When we're talking about hitting it's important to start our hitters out thinking like pitchers. What is it that a pitcher wants to do? Well, just by the name of the game, Fastpitch Softball, they obviously want to throw fast. Yep, every softball pitcher wants to learn to throw each pitch right past you. What else? Well, every softball pitcher also wants to learn control, both velocity (add & subtract speed) and location so that each pitch that they throw looks like it could be in the strike zone with heat. And lastly they want to learn movement. Pitch movement is the final ingredient to compliment their velocity (+/-) and location. It's this movement from the flat elevation of fastpitch softball pitching circle that really dictates your swing mechanics or technique. If you're taking notes at home jot this down and remember this for later in this series!
To the left is a very remedial chart of the strike zone. The yellow box represents what the hitter sees in their mind as the strike zone when they take their stance. For the young hitter this zone seems this large, for the advanced hitter they'll make this zone much smaller. A College player for example goes to the plate looking for pitches in only one quadrant of this zone, or what they might call their "sweet spot." If the count stays in their favor, say 2 balls no strikes, they may even make this zone smaller, looking only for that one pitch to drive. Conversely if the count moves to the pitchers favor, say No balls and 2 strikes they'll still be looking in their zone, but will also expand their zone to protect the entire area. This is called approaching the plate with a plan.
The red area around the yellow box is where good pitchers are taught to throw (location) which is why I put the dollar signs in there as these are the pitchers "money" pitches. If they're on that day and can hit these spots (particularly high & low) it'll be a long game for your hitters. The red circle in the middle of the yellow box is the "mistake" like we noted above, as hitters we're going to the plate with a plan and looking for the pitchers mistake.

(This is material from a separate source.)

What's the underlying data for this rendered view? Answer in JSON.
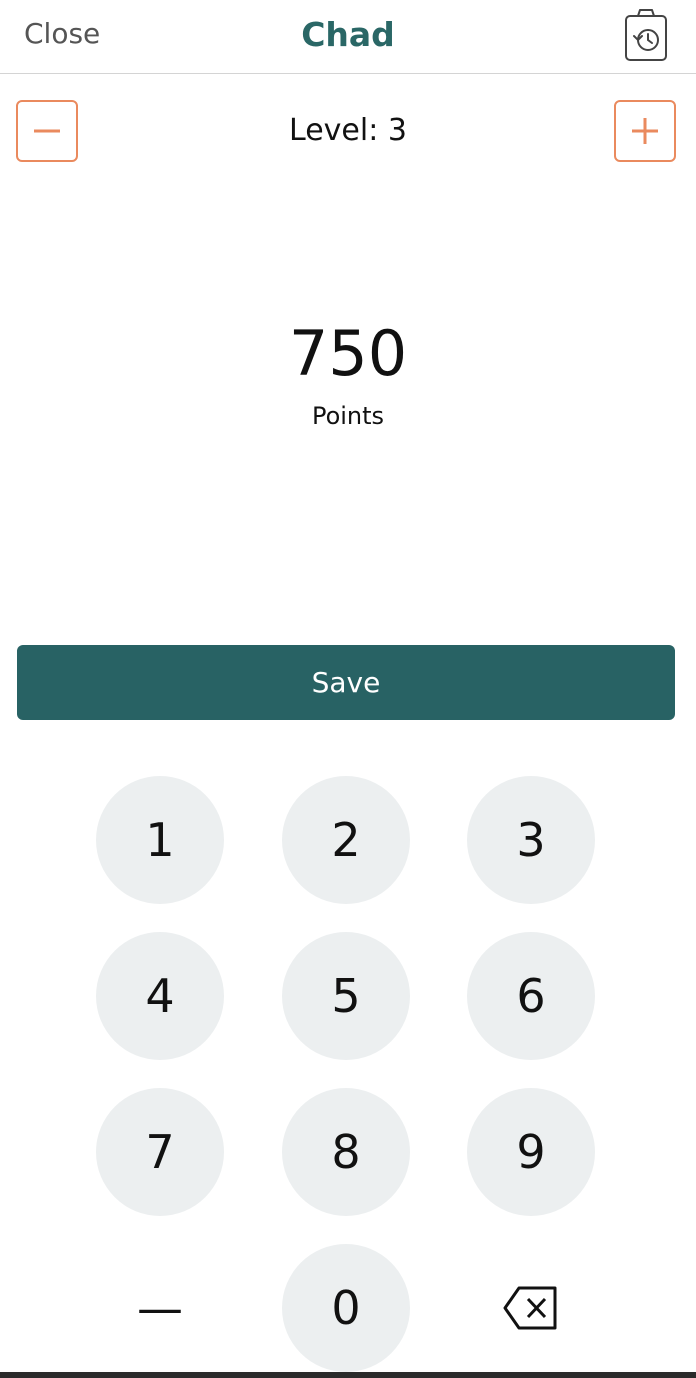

Levels 1,2 &3 at the top of the zone are movement locations for rise ball pitchers. Don't be mistaken and think that a rise ball is only used as a waste pitch. It's true, a good rise ball pitcher will throw this pitch a various levels (or work the ladder) to see how far you'll go, but the very best will also pump this pitch all around the zone, particularly if they see a big rotational loop in your swing. Additionally they'll change their spin angle to make it rise/curve or rise/screw, making it one of the most lethal pitches in the sport. A lot of very good hitting instructors, including former professional baseball players who haven't seen this pitch from an elite pitcher think that this pitch is just thrown up hill. Not true! This pitch alone when thrown properly can undo the very best hitters, and understanding how to hit this pitch with power and authority is the foundation to what you'll be learning as we move through this series.
The last thing I want you to look at is the white dotted line. We'll be coming back to this chart as we get into swing technique, but for now think of this dotted white line as the high strike in baseball. Remember in baseball the pitcher is throwing downhill. Why would you show that here? What's the importance as it relates to the fastpitch softball swing? The fact is, as you understand this, you're going to better understand the simple adjustments that we'll be discussing to improve your fastpitch softball swing.
Yes, it's true, the mental approach to hitting is just as important to your swing as the swing technique that you use. A solid mental approach will provide the foundation of confidence required to be successful at this game. The great Yogi Berra once said about baseball; "baseball is 90% mental the other half is physical!" Well, you get the point. As a hitter, approach the plate thinking like a pitcher, understand your strike zone and know that they are looking to hit their spots all the while trying to find holes in your swing.
We're going to make those holes much smaller! Come back for the next part of this series as we'll be getting into the rotational vs linear approach and explain what we think is the best approach for a fastpitch softball hitter and why?